Prof. Yang: Obviously, most surgeons are training with the classical posterior hip approach in school. Even in the USA now about 60% to 65% of the surgical hip approaches are still usually done posteriorly. But I think the effectiveness of DAA is you can surely gain four-dimensional image to help you to obtain optimal and component positions which is easier to reproduce the anatomy of the hip. So I think inherently it’s less trauma to the inter muscular, inter nervous and soft tissue through this DAA.

AOJ: Is there any suggestion you would like to share with orthopedists who are going to learn DAA for THA in China?

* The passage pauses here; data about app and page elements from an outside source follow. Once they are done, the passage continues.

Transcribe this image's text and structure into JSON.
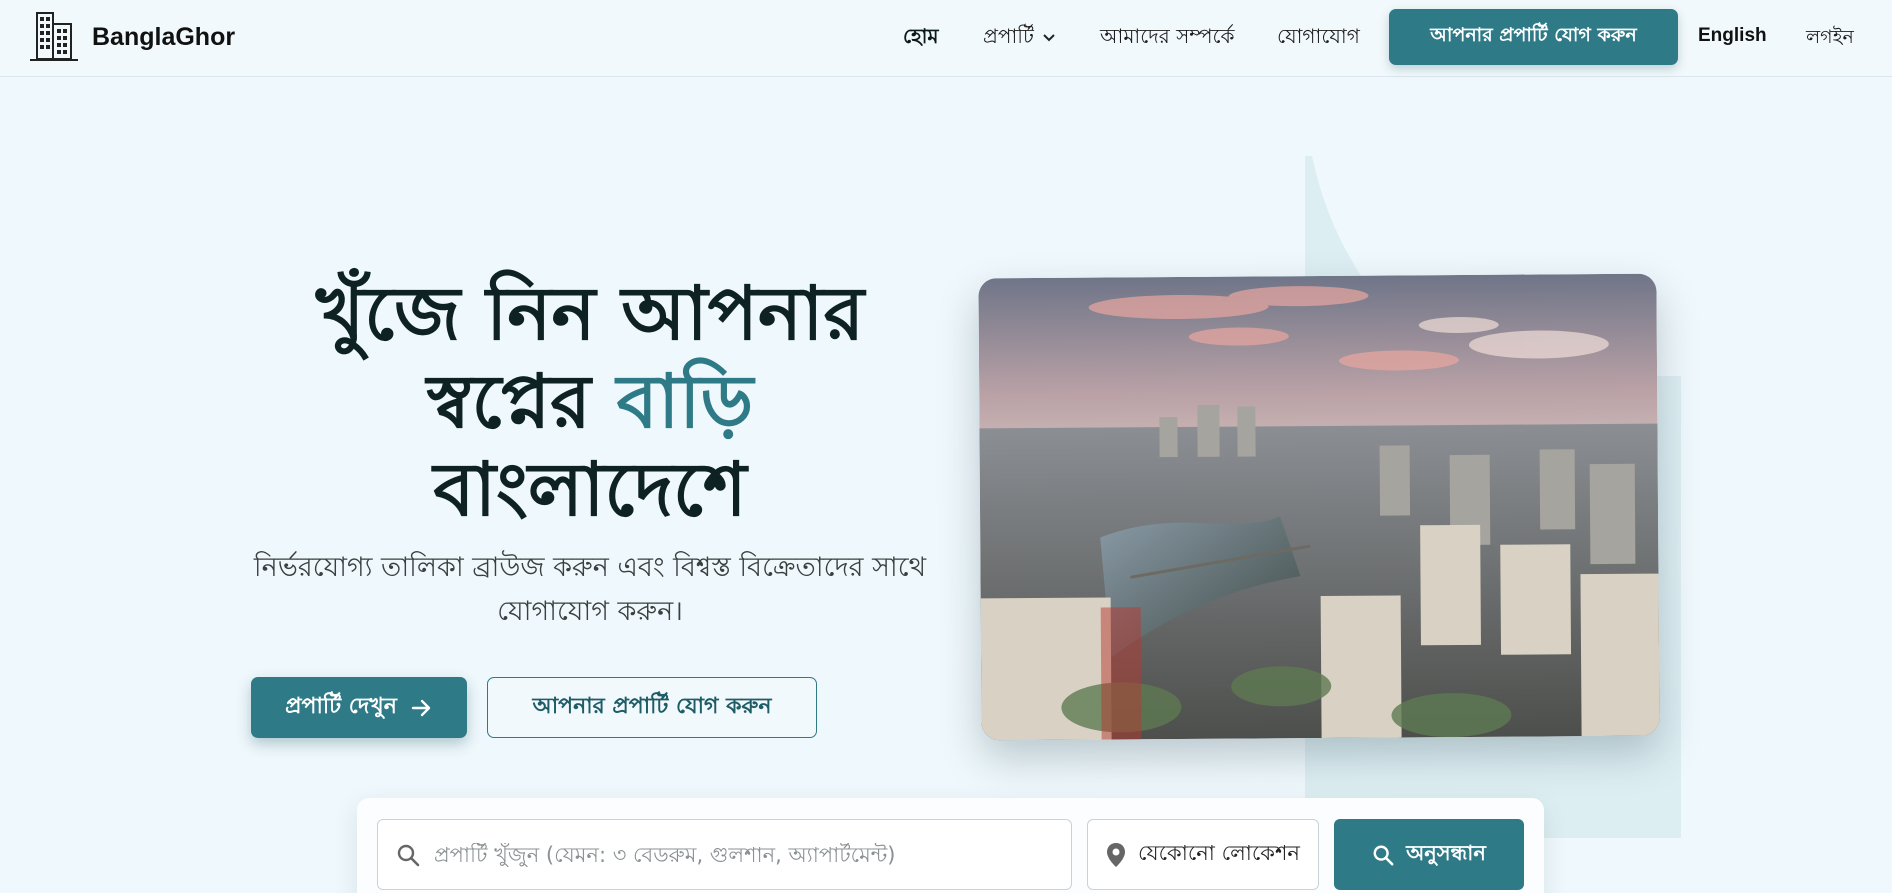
{
  "brand": {
    "name": "BanglaGhor",
    "logo_icon": "building-icon"
  },
  "nav": {
    "home": "হোম",
    "property": "প্রপার্টি",
    "about": "আমাদের সম্পর্কে",
    "contact": "যোগাযোগ",
    "add_property_cta": "আপনার প্রপার্টি যোগ করুন",
    "language": "English",
    "login": "লগইন"
  },
  "hero": {
    "title_line1": "খুঁজে নিন আপনার",
    "title_line2_a": "স্বপ্নের ",
    "title_line2_accent": "বাড়ি",
    "title_line3": "বাংলাদেশে",
    "subtitle": "নির্ভরযোগ্য তালিকা ব্রাউজ করুন এবং বিশ্বস্ত বিক্রেতাদের সাথে যোগাযোগ করুন।",
    "primary_button": "প্রপার্টি দেখুন",
    "secondary_button": "আপনার প্রপার্টি যোগ করুন",
    "accent_color": "#2e7a86"
  },
  "search": {
    "placeholder": "প্রপার্টি খুঁজুন (যেমন: ৩ বেডরুম, গুলশান, অ্যাপার্টমেন্ট)",
    "location_value": "যেকোনো লোকেশন",
    "button_label": "অনুসন্ধান"
  }
}
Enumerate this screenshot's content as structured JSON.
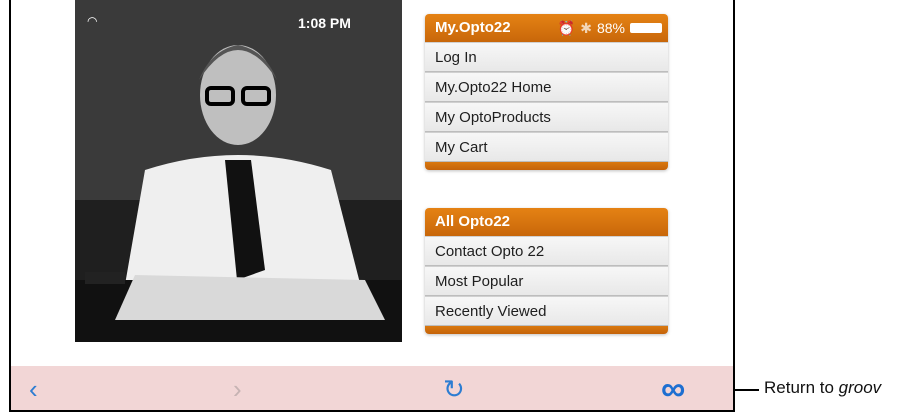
{
  "status": {
    "time": "1:08 PM",
    "battery": "88%"
  },
  "menu1": {
    "title": "My.Opto22",
    "items": [
      {
        "label": "Log In"
      },
      {
        "label": "My.Opto22 Home"
      },
      {
        "label": "My OptoProducts"
      },
      {
        "label": "My Cart"
      }
    ]
  },
  "menu2": {
    "title": "All Opto22",
    "items": [
      {
        "label": "Contact Opto 22"
      },
      {
        "label": "Most Popular"
      },
      {
        "label": "Recently Viewed"
      }
    ]
  },
  "toolbar": {
    "back": "‹",
    "forward": "›",
    "reload": "↻",
    "groov": "∞"
  },
  "callout": {
    "prefix": "Return to ",
    "emphasis": "groov"
  },
  "icons": [
    "wifi-icon",
    "alarm-icon",
    "bluetooth-icon",
    "battery-icon",
    "back-icon",
    "forward-icon",
    "reload-icon",
    "groov-icon"
  ]
}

Prof. Yang: I think the most important aspect of learning DAA for the surgeons in China, is to be patient to learn these surgical techniques. There are surely much challenges with the steep learning curve of DAA. Having patience to learn and understand the surgical releases. Ideal patient selection and position in the operation room is the most important thing. I think you need to take every aspect and time to learn this surgical technique and then to achieve a successful outcome.


On behalf of the editorial office of Annals of Joint (AOJ), I would like to express my gratitude to Prof. Yang for sharing his opinions with us.


Conflicts of Interest: The authors have no conflicts of interest to declare.

(Science Editors: Rui Wu, Silvia Zhou, AOJ,

doi: 10.21037/aoj.2017.12.08
Cite this article as: Wu R, Zhou S. The advances and the future of direct anterior approach for total hip replacement. Ann Joint 2018;3:8.